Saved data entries
= = =

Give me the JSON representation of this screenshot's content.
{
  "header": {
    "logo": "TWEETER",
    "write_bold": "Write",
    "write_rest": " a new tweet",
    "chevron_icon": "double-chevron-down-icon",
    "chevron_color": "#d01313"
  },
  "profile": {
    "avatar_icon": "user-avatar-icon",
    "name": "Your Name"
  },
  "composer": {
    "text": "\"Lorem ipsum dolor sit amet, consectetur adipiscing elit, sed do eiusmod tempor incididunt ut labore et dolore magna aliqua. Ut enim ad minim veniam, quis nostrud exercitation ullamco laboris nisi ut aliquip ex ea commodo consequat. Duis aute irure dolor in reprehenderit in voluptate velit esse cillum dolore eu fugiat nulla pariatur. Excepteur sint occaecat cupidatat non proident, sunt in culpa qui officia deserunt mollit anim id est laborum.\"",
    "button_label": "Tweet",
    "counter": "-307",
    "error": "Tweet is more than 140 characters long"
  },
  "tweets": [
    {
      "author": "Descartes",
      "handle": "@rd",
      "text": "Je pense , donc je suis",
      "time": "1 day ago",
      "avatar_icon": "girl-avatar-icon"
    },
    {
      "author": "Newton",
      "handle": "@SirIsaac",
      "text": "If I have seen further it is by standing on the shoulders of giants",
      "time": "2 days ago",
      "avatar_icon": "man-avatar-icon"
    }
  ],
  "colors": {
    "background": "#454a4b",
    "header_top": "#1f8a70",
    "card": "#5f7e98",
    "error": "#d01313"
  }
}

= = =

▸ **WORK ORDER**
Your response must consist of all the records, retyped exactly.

▸ **RESPONSE**
Give me the JSON representation of this screenshot's content.
{
  "header": {
    "logo": "TWEETER",
    "write_bold": "Write",
    "write_rest": " a new tweet",
    "chevron_icon": "double-chevron-down-icon",
    "chevron_color": "#d01313"
  },
  "profile": {
    "avatar_icon": "user-avatar-icon",
    "name": "Your Name"
  },
  "composer": {
    "text": "\"Lorem ipsum dolor sit amet, consectetur adipiscing elit, sed do eiusmod tempor incididunt ut labore et dolore magna aliqua. Ut enim ad minim veniam, quis nostrud exercitation ullamco laboris nisi ut aliquip ex ea commodo consequat. Duis aute irure dolor in reprehenderit in voluptate velit esse cillum dolore eu fugiat nulla pariatur. Excepteur sint occaecat cupidatat non proident, sunt in culpa qui officia deserunt mollit anim id est laborum.\"",
    "button_label": "Tweet",
    "counter": "-307",
    "error": "Tweet is more than 140 characters long"
  },
  "tweets": [
    {
      "author": "Descartes",
      "handle": "@rd",
      "text": "Je pense , donc je suis",
      "time": "1 day ago",
      "avatar_icon": "girl-avatar-icon"
    },
    {
      "author": "Newton",
      "handle": "@SirIsaac",
      "text": "If I have seen further it is by standing on the shoulders of giants",
      "time": "2 days ago",
      "avatar_icon": "man-avatar-icon"
    }
  ],
  "colors": {
    "background": "#454a4b",
    "header_top": "#1f8a70",
    "card": "#5f7e98",
    "error": "#d01313"
  }
}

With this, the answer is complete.